- WHAT THE EXERCISE ASKS: Restate the entries word for word, leaving nothing out.

*** Opening DATA PROVIDED ***

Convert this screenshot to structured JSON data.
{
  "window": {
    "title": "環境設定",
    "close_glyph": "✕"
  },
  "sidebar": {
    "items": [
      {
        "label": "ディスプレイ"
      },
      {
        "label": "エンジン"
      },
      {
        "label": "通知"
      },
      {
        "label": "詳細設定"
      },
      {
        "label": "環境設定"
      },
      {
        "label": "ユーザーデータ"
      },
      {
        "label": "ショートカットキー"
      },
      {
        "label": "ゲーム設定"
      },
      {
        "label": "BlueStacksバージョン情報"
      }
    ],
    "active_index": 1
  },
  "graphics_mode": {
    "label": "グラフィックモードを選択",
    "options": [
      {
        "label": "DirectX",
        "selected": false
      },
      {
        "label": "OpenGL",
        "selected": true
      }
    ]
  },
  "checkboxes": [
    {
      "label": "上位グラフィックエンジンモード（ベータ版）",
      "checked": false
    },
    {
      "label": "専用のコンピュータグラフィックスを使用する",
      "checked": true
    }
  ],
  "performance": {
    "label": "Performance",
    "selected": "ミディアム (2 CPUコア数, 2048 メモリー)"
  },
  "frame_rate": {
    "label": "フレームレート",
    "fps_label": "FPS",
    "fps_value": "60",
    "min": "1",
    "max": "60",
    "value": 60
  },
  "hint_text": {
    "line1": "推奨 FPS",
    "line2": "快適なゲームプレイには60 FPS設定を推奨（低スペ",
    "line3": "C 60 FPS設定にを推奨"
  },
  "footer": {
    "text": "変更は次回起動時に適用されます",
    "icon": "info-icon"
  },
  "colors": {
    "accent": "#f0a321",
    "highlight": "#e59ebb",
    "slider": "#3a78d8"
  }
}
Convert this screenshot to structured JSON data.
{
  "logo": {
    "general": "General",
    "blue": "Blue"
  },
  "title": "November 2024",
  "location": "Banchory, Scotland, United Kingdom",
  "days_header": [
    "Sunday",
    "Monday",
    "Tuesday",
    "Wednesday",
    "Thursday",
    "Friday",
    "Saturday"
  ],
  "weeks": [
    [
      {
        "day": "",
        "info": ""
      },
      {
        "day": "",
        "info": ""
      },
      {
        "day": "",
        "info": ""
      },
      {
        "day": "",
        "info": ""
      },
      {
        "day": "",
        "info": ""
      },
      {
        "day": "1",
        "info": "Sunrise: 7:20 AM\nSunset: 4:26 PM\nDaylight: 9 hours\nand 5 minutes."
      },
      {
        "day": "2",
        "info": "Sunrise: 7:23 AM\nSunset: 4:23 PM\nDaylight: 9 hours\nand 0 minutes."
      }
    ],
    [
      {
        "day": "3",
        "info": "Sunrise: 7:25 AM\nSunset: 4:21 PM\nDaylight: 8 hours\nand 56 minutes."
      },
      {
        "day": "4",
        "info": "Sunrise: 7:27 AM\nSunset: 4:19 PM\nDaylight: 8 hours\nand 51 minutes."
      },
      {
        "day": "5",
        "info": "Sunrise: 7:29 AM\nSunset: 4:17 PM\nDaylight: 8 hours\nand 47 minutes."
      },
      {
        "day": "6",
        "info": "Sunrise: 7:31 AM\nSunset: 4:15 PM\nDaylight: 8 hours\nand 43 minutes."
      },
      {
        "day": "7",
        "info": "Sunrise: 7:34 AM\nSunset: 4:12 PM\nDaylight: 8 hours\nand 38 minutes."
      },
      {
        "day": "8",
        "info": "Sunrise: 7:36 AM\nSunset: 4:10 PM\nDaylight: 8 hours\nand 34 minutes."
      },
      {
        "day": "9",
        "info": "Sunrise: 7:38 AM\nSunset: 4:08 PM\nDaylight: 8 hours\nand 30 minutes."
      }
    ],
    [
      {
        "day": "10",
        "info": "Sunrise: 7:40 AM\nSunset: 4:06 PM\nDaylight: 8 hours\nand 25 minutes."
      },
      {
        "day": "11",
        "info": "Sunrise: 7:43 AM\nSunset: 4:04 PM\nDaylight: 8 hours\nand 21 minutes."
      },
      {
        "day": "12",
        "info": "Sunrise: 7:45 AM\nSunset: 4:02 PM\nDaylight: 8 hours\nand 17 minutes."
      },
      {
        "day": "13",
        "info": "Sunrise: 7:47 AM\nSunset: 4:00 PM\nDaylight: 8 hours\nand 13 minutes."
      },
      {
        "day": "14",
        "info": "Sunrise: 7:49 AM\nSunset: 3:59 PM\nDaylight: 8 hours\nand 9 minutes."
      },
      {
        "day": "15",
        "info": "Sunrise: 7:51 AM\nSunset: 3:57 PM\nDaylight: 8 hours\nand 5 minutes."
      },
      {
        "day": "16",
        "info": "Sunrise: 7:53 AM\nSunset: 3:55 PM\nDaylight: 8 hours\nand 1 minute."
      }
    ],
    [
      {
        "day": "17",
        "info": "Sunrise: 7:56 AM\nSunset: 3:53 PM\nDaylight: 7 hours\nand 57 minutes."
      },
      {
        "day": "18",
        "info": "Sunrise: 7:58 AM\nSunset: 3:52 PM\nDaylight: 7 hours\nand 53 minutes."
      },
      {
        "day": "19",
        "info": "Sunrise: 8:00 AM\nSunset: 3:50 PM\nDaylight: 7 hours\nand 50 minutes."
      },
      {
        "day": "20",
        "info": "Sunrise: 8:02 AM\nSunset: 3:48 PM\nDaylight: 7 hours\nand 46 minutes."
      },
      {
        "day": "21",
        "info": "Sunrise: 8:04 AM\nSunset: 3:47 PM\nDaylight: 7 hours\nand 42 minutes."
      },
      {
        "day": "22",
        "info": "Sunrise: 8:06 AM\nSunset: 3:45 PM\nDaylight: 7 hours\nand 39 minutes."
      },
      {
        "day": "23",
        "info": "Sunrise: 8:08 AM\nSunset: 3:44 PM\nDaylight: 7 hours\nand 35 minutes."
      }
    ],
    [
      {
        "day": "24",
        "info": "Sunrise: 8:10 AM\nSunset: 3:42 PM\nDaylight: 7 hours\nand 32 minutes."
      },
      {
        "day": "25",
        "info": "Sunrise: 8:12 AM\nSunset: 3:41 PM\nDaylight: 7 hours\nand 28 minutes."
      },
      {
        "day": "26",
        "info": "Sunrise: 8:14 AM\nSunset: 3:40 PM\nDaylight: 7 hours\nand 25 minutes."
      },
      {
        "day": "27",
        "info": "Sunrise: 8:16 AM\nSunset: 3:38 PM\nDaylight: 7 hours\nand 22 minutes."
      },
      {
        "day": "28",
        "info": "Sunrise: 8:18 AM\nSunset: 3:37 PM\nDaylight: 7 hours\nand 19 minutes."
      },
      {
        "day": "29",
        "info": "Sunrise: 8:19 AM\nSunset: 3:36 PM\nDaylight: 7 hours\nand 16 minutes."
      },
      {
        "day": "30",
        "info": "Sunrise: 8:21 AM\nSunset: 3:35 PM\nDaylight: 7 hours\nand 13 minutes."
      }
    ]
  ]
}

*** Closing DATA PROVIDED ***

- OUTPUT FOR THIS EXERCISE:
Convert this screenshot to structured JSON data.
{
  "window": {
    "title": "環境設定",
    "close_glyph": "✕"
  },
  "sidebar": {
    "items": [
      {
        "label": "ディスプレイ"
      },
      {
        "label": "エンジン"
      },
      {
        "label": "通知"
      },
      {
        "label": "詳細設定"
      },
      {
        "label": "環境設定"
      },
      {
        "label": "ユーザーデータ"
      },
      {
        "label": "ショートカットキー"
      },
      {
        "label": "ゲーム設定"
      },
      {
        "label": "BlueStacksバージョン情報"
      }
    ],
    "active_index": 1
  },
  "graphics_mode": {
    "label": "グラフィックモードを選択",
    "options": [
      {
        "label": "DirectX",
        "selected": false
      },
      {
        "label": "OpenGL",
        "selected": true
      }
    ]
  },
  "checkboxes": [
    {
      "label": "上位グラフィックエンジンモード（ベータ版）",
      "checked": false
    },
    {
      "label": "専用のコンピュータグラフィックスを使用する",
      "checked": true
    }
  ],
  "performance": {
    "label": "Performance",
    "selected": "ミディアム (2 CPUコア数, 2048 メモリー)"
  },
  "frame_rate": {
    "label": "フレームレート",
    "fps_label": "FPS",
    "fps_value": "60",
    "min": "1",
    "max": "60",
    "value": 60
  },
  "hint_text": {
    "line1": "推奨 FPS",
    "line2": "快適なゲームプレイには60 FPS設定を推奨（低スペ",
    "line3": "C 60 FPS設定にを推奨"
  },
  "footer": {
    "text": "変更は次回起動時に適用されます",
    "icon": "info-icon"
  },
  "colors": {
    "accent": "#f0a321",
    "highlight": "#e59ebb",
    "slider": "#3a78d8"
  }
}
Convert this screenshot to structured JSON data.
{
  "logo": {
    "general": "General",
    "blue": "Blue"
  },
  "title": "November 2024",
  "location": "Banchory, Scotland, United Kingdom",
  "days_header": [
    "Sunday",
    "Monday",
    "Tuesday",
    "Wednesday",
    "Thursday",
    "Friday",
    "Saturday"
  ],
  "weeks": [
    [
      {
        "day": "",
        "info": ""
      },
      {
        "day": "",
        "info": ""
      },
      {
        "day": "",
        "info": ""
      },
      {
        "day": "",
        "info": ""
      },
      {
        "day": "",
        "info": ""
      },
      {
        "day": "1",
        "info": "Sunrise: 7:20 AM\nSunset: 4:26 PM\nDaylight: 9 hours\nand 5 minutes."
      },
      {
        "day": "2",
        "info": "Sunrise: 7:23 AM\nSunset: 4:23 PM\nDaylight: 9 hours\nand 0 minutes."
      }
    ],
    [
      {
        "day": "3",
        "info": "Sunrise: 7:25 AM\nSunset: 4:21 PM\nDaylight: 8 hours\nand 56 minutes."
      },
      {
        "day": "4",
        "info": "Sunrise: 7:27 AM\nSunset: 4:19 PM\nDaylight: 8 hours\nand 51 minutes."
      },
      {
        "day": "5",
        "info": "Sunrise: 7:29 AM\nSunset: 4:17 PM\nDaylight: 8 hours\nand 47 minutes."
      },
      {
        "day": "6",
        "info": "Sunrise: 7:31 AM\nSunset: 4:15 PM\nDaylight: 8 hours\nand 43 minutes."
      },
      {
        "day": "7",
        "info": "Sunrise: 7:34 AM\nSunset: 4:12 PM\nDaylight: 8 hours\nand 38 minutes."
      },
      {
        "day": "8",
        "info": "Sunrise: 7:36 AM\nSunset: 4:10 PM\nDaylight: 8 hours\nand 34 minutes."
      },
      {
        "day": "9",
        "info": "Sunrise: 7:38 AM\nSunset: 4:08 PM\nDaylight: 8 hours\nand 30 minutes."
      }
    ],
    [
      {
        "day": "10",
        "info": "Sunrise: 7:40 AM\nSunset: 4:06 PM\nDaylight: 8 hours\nand 25 minutes."
      },
      {
        "day": "11",
        "info": "Sunrise: 7:43 AM\nSunset: 4:04 PM\nDaylight: 8 hours\nand 21 minutes."
      },
      {
        "day": "12",
        "info": "Sunrise: 7:45 AM\nSunset: 4:02 PM\nDaylight: 8 hours\nand 17 minutes."
      },
      {
        "day": "13",
        "info": "Sunrise: 7:47 AM\nSunset: 4:00 PM\nDaylight: 8 hours\nand 13 minutes."
      },
      {
        "day": "14",
        "info": "Sunrise: 7:49 AM\nSunset: 3:59 PM\nDaylight: 8 hours\nand 9 minutes."
      },
      {
        "day": "15",
        "info": "Sunrise: 7:51 AM\nSunset: 3:57 PM\nDaylight: 8 hours\nand 5 minutes."
      },
      {
        "day": "16",
        "info": "Sunrise: 7:53 AM\nSunset: 3:55 PM\nDaylight: 8 hours\nand 1 minute."
      }
    ],
    [
      {
        "day": "17",
        "info": "Sunrise: 7:56 AM\nSunset: 3:53 PM\nDaylight: 7 hours\nand 57 minutes."
      },
      {
        "day": "18",
        "info": "Sunrise: 7:58 AM\nSunset: 3:52 PM\nDaylight: 7 hours\nand 53 minutes."
      },
      {
        "day": "19",
        "info": "Sunrise: 8:00 AM\nSunset: 3:50 PM\nDaylight: 7 hours\nand 50 minutes."
      },
      {
        "day": "20",
        "info": "Sunrise: 8:02 AM\nSunset: 3:48 PM\nDaylight: 7 hours\nand 46 minutes."
      },
      {
        "day": "21",
        "info": "Sunrise: 8:04 AM\nSunset: 3:47 PM\nDaylight: 7 hours\nand 42 minutes."
      },
      {
        "day": "22",
        "info": "Sunrise: 8:06 AM\nSunset: 3:45 PM\nDaylight: 7 hours\nand 39 minutes."
      },
      {
        "day": "23",
        "info": "Sunrise: 8:08 AM\nSunset: 3:44 PM\nDaylight: 7 hours\nand 35 minutes."
      }
    ],
    [
      {
        "day": "24",
        "info": "Sunrise: 8:10 AM\nSunset: 3:42 PM\nDaylight: 7 hours\nand 32 minutes."
      },
      {
        "day": "25",
        "info": "Sunrise: 8:12 AM\nSunset: 3:41 PM\nDaylight: 7 hours\nand 28 minutes."
      },
      {
        "day": "26",
        "info": "Sunrise: 8:14 AM\nSunset: 3:40 PM\nDaylight: 7 hours\nand 25 minutes."
      },
      {
        "day": "27",
        "info": "Sunrise: 8:16 AM\nSunset: 3:38 PM\nDaylight: 7 hours\nand 22 minutes."
      },
      {
        "day": "28",
        "info": "Sunrise: 8:18 AM\nSunset: 3:37 PM\nDaylight: 7 hours\nand 19 minutes."
      },
      {
        "day": "29",
        "info": "Sunrise: 8:19 AM\nSunset: 3:36 PM\nDaylight: 7 hours\nand 16 minutes."
      },
      {
        "day": "30",
        "info": "Sunrise: 8:21 AM\nSunset: 3:35 PM\nDaylight: 7 hours\nand 13 minutes."
      }
    ]
  ]
}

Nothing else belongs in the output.